## TASK
Your task is to return all the entries below exactly, with every picture omitted.

## DATA PROVIDED
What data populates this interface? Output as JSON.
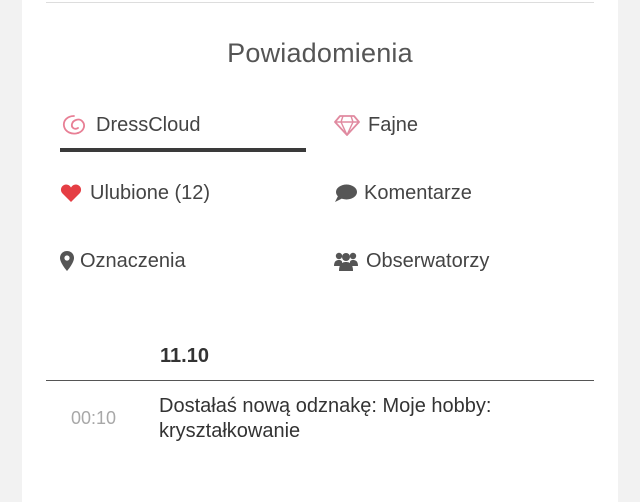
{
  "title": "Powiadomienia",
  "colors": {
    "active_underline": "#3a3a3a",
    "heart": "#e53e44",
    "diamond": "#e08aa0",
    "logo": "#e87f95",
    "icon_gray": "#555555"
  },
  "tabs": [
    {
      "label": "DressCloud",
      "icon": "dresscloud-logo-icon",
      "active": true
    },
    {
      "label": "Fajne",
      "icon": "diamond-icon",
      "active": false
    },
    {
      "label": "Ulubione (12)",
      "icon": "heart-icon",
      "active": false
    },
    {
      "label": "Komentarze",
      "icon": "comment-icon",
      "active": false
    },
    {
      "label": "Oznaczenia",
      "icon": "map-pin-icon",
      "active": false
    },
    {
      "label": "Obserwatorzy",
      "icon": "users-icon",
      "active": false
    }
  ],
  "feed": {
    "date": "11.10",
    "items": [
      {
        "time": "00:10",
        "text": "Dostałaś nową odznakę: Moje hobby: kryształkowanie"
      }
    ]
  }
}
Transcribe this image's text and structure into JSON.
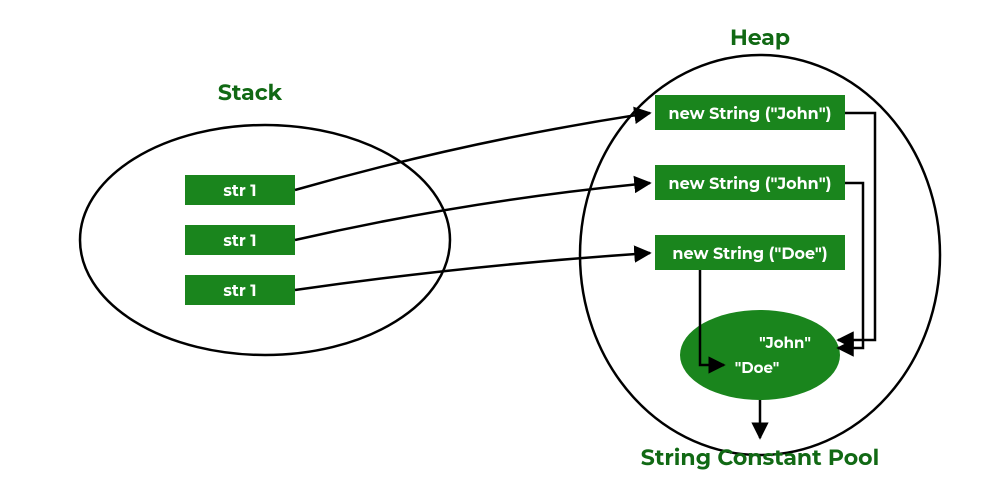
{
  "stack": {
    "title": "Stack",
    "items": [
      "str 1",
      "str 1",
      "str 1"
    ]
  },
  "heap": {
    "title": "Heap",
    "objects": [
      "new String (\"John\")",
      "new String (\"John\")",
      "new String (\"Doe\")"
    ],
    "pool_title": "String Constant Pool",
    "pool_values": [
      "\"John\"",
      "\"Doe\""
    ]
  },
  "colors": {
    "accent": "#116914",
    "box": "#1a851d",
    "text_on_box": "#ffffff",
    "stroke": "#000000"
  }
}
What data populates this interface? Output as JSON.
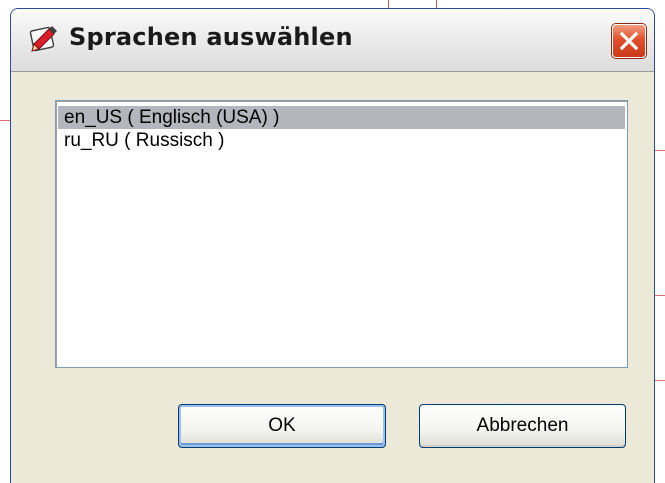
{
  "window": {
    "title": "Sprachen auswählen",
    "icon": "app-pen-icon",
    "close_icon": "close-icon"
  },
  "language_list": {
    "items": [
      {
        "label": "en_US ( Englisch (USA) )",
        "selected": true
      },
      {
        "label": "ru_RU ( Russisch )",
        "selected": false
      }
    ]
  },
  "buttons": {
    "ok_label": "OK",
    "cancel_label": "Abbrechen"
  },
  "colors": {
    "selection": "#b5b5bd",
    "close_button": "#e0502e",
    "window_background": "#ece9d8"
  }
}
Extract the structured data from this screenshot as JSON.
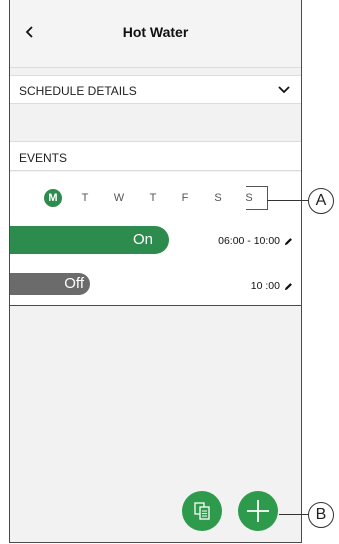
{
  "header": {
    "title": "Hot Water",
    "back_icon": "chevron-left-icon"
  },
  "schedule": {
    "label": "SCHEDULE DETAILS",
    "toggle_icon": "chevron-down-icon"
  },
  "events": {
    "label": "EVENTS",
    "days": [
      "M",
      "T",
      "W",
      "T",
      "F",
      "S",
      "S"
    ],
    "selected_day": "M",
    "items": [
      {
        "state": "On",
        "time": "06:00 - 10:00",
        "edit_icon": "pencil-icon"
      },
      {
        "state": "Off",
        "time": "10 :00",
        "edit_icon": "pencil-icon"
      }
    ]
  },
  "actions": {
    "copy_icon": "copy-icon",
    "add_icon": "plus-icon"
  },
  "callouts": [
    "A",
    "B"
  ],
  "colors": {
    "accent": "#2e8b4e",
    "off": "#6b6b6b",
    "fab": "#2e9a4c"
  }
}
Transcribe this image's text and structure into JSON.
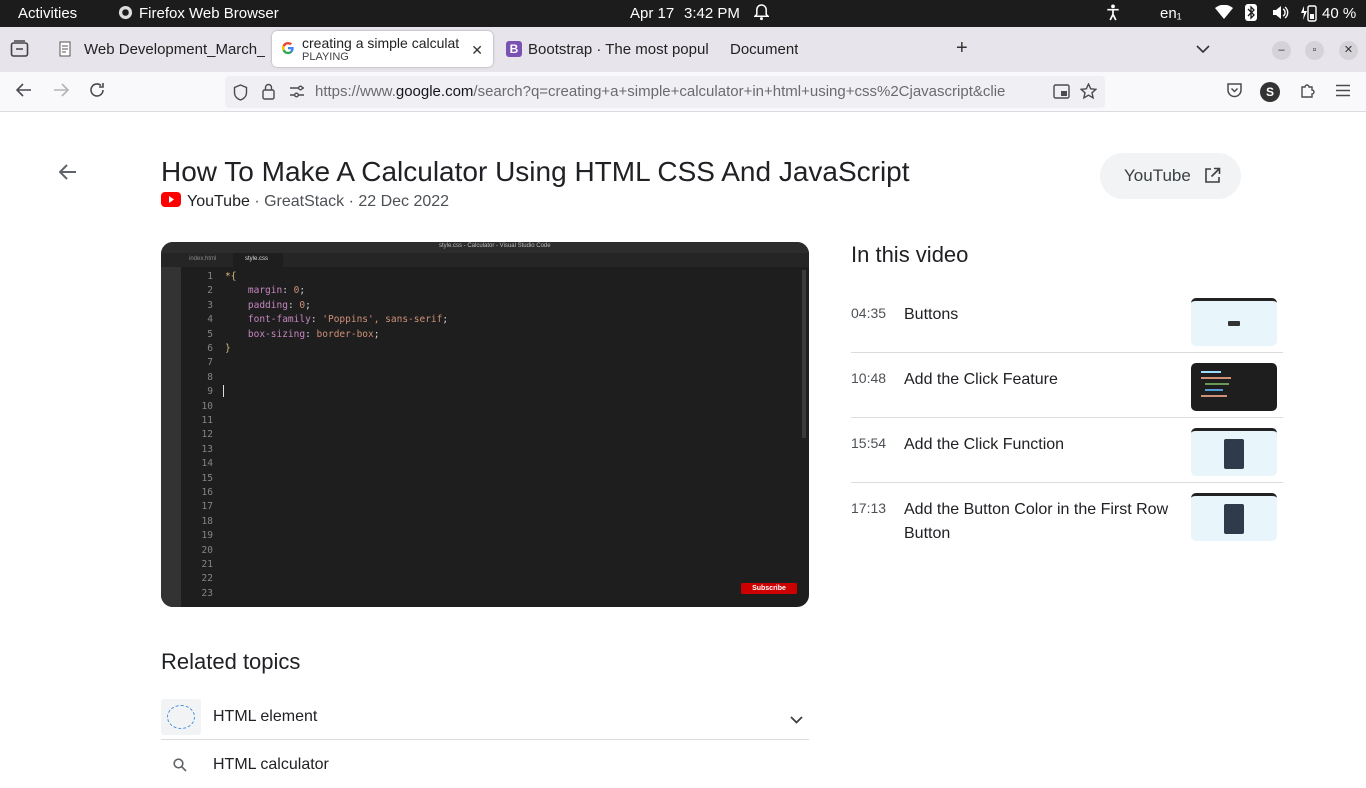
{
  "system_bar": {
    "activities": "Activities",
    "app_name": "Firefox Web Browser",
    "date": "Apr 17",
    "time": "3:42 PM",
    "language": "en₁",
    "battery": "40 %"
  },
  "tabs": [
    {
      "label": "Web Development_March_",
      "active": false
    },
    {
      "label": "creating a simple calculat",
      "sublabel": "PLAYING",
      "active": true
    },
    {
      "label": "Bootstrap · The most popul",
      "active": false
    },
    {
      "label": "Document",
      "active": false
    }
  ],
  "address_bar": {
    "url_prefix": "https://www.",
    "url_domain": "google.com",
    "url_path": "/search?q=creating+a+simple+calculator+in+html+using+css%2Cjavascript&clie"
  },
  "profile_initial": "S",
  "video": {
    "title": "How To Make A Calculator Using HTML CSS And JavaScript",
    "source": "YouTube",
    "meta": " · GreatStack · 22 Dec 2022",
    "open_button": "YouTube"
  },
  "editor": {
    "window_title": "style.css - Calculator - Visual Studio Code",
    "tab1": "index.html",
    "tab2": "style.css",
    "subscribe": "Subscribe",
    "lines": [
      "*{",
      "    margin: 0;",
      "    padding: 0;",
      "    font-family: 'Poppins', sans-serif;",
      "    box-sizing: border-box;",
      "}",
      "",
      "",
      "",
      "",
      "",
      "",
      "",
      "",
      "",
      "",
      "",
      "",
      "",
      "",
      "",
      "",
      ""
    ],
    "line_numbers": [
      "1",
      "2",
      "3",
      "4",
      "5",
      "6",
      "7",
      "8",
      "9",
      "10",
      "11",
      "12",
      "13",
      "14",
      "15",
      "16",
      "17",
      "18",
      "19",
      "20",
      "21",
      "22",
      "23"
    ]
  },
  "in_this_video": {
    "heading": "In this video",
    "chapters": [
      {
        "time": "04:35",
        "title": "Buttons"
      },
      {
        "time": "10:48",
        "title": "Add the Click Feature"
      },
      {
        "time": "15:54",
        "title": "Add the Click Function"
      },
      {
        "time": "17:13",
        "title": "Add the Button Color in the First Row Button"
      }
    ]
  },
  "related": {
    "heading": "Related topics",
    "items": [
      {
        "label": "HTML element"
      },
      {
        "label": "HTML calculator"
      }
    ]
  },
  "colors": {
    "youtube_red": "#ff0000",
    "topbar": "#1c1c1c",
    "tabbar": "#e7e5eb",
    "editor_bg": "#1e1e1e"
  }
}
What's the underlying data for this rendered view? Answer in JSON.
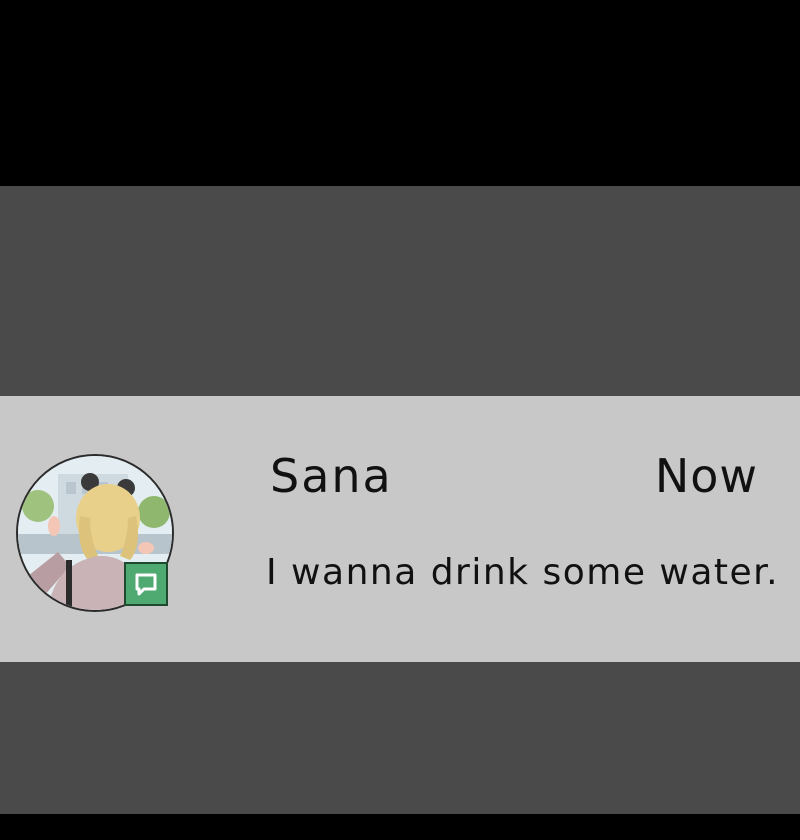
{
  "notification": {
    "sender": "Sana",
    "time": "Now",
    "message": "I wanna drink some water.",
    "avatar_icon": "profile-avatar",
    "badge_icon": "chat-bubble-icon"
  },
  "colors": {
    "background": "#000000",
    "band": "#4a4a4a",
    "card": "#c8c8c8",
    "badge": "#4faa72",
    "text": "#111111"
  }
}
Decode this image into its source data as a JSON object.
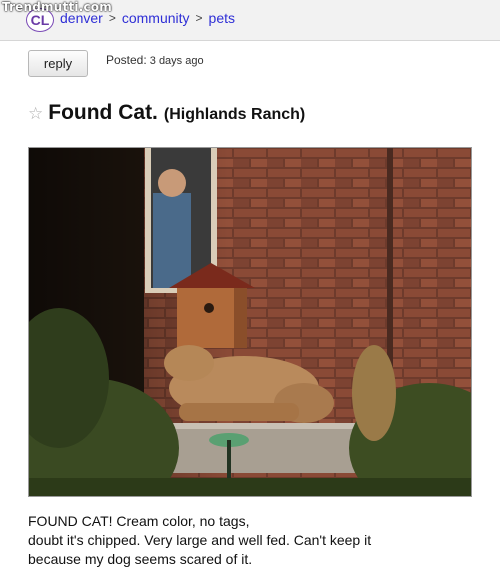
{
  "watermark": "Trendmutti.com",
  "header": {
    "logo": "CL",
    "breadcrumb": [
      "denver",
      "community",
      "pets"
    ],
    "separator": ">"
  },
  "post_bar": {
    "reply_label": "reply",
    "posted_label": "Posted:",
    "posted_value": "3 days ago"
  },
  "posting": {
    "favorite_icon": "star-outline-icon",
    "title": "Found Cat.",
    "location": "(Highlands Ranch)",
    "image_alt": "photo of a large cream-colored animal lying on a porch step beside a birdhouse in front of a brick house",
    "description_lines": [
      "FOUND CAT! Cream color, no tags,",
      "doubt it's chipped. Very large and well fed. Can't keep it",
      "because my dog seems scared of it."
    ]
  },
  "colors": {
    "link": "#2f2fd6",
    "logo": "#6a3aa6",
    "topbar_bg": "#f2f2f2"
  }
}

## RESPONSE AREA
What data populates this interface? Output as JSON.
{
  "title": "Powiadomienia",
  "colors": {
    "active_underline": "#3a3a3a",
    "heart": "#e53e44",
    "diamond": "#e08aa0",
    "logo": "#e87f95",
    "icon_gray": "#555555"
  },
  "tabs": [
    {
      "label": "DressCloud",
      "icon": "dresscloud-logo-icon",
      "active": true
    },
    {
      "label": "Fajne",
      "icon": "diamond-icon",
      "active": false
    },
    {
      "label": "Ulubione (12)",
      "icon": "heart-icon",
      "active": false
    },
    {
      "label": "Komentarze",
      "icon": "comment-icon",
      "active": false
    },
    {
      "label": "Oznaczenia",
      "icon": "map-pin-icon",
      "active": false
    },
    {
      "label": "Obserwatorzy",
      "icon": "users-icon",
      "active": false
    }
  ],
  "feed": {
    "date": "11.10",
    "items": [
      {
        "time": "00:10",
        "text": "Dostałaś nową odznakę: Moje hobby: kryształkowanie"
      }
    ]
  }
}
Transcribe this image's text and structure into JSON.
{
  "stack": {
    "title": "Stack",
    "items": [
      "str 1",
      "str 1",
      "str 1"
    ]
  },
  "heap": {
    "title": "Heap",
    "objects": [
      "new String (\"John\")",
      "new String (\"John\")",
      "new String (\"Doe\")"
    ],
    "pool_title": "String Constant Pool",
    "pool_values": [
      "\"John\"",
      "\"Doe\""
    ]
  },
  "colors": {
    "accent": "#116914",
    "box": "#1a851d",
    "text_on_box": "#ffffff",
    "stroke": "#000000"
  }
}
What data populates this interface? Output as JSON.
{
  "window": {
    "title": "Sprachen auswählen",
    "icon": "app-pen-icon",
    "close_icon": "close-icon"
  },
  "language_list": {
    "items": [
      {
        "label": "en_US ( Englisch (USA) )",
        "selected": true
      },
      {
        "label": "ru_RU ( Russisch )",
        "selected": false
      }
    ]
  },
  "buttons": {
    "ok_label": "OK",
    "cancel_label": "Abbrechen"
  },
  "colors": {
    "selection": "#b5b5bd",
    "close_button": "#e0502e",
    "window_background": "#ece9d8"
  }
}
Extract the structured data from this screenshot as JSON.
{
  "header": {
    "title": "Hot Water",
    "back_icon": "chevron-left-icon"
  },
  "schedule": {
    "label": "SCHEDULE DETAILS",
    "toggle_icon": "chevron-down-icon"
  },
  "events": {
    "label": "EVENTS",
    "days": [
      "M",
      "T",
      "W",
      "T",
      "F",
      "S",
      "S"
    ],
    "selected_day": "M",
    "items": [
      {
        "state": "On",
        "time": "06:00 - 10:00",
        "edit_icon": "pencil-icon"
      },
      {
        "state": "Off",
        "time": "10 :00",
        "edit_icon": "pencil-icon"
      }
    ]
  },
  "actions": {
    "copy_icon": "copy-icon",
    "add_icon": "plus-icon"
  },
  "callouts": [
    "A",
    "B"
  ],
  "colors": {
    "accent": "#2e8b4e",
    "off": "#6b6b6b",
    "fab": "#2e9a4c"
  }
}
Transcribe this image's text and structure into JSON.
{
  "system_bar": {
    "activities": "Activities",
    "app_name": "Firefox Web Browser",
    "date": "Apr 17",
    "time": "3:42 PM",
    "language": "en₁",
    "battery": "40 %"
  },
  "tabs": [
    {
      "label": "Web Development_March_",
      "active": false
    },
    {
      "label": "creating a simple calculat",
      "sublabel": "PLAYING",
      "active": true
    },
    {
      "label": "Bootstrap · The most popul",
      "active": false
    },
    {
      "label": "Document",
      "active": false
    }
  ],
  "address_bar": {
    "url_prefix": "https://www.",
    "url_domain": "google.com",
    "url_path": "/search?q=creating+a+simple+calculator+in+html+using+css%2Cjavascript&clie"
  },
  "profile_initial": "S",
  "video": {
    "title": "How To Make A Calculator Using HTML CSS And JavaScript",
    "source": "YouTube",
    "meta": " · GreatStack · 22 Dec 2022",
    "open_button": "YouTube"
  },
  "editor": {
    "window_title": "style.css - Calculator - Visual Studio Code",
    "tab1": "index.html",
    "tab2": "style.css",
    "subscribe": "Subscribe",
    "lines": [
      "*{",
      "    margin: 0;",
      "    padding: 0;",
      "    font-family: 'Poppins', sans-serif;",
      "    box-sizing: border-box;",
      "}",
      "",
      "",
      "",
      "",
      "",
      "",
      "",
      "",
      "",
      "",
      "",
      "",
      "",
      "",
      "",
      "",
      ""
    ],
    "line_numbers": [
      "1",
      "2",
      "3",
      "4",
      "5",
      "6",
      "7",
      "8",
      "9",
      "10",
      "11",
      "12",
      "13",
      "14",
      "15",
      "16",
      "17",
      "18",
      "19",
      "20",
      "21",
      "22",
      "23"
    ]
  },
  "in_this_video": {
    "heading": "In this video",
    "chapters": [
      {
        "time": "04:35",
        "title": "Buttons"
      },
      {
        "time": "10:48",
        "title": "Add the Click Feature"
      },
      {
        "time": "15:54",
        "title": "Add the Click Function"
      },
      {
        "time": "17:13",
        "title": "Add the Button Color in the First Row Button"
      }
    ]
  },
  "related": {
    "heading": "Related topics",
    "items": [
      {
        "label": "HTML element"
      },
      {
        "label": "HTML calculator"
      }
    ]
  },
  "colors": {
    "youtube_red": "#ff0000",
    "topbar": "#1c1c1c",
    "tabbar": "#e7e5eb",
    "editor_bg": "#1e1e1e"
  }
}
What's the underlying data for this rendered view? Answer in JSON.
{
  "notification": {
    "sender": "Sana",
    "time": "Now",
    "message": "I wanna drink some water.",
    "avatar_icon": "profile-avatar",
    "badge_icon": "chat-bubble-icon"
  },
  "colors": {
    "background": "#000000",
    "band": "#4a4a4a",
    "card": "#c8c8c8",
    "badge": "#4faa72",
    "text": "#111111"
  }
}
Decode this image into its source data as a JSON object.
{
  "watermark": "Trendmutti.com",
  "header": {
    "logo": "CL",
    "breadcrumb": [
      "denver",
      "community",
      "pets"
    ],
    "separator": ">"
  },
  "post_bar": {
    "reply_label": "reply",
    "posted_label": "Posted:",
    "posted_value": "3 days ago"
  },
  "posting": {
    "favorite_icon": "star-outline-icon",
    "title": "Found Cat.",
    "location": "(Highlands Ranch)",
    "image_alt": "photo of a large cream-colored animal lying on a porch step beside a birdhouse in front of a brick house",
    "description_lines": [
      "FOUND CAT! Cream color, no tags,",
      "doubt it's chipped. Very large and well fed. Can't keep it",
      "because my dog seems scared of it."
    ]
  },
  "colors": {
    "link": "#2f2fd6",
    "logo": "#6a3aa6",
    "topbar_bg": "#f2f2f2"
  }
}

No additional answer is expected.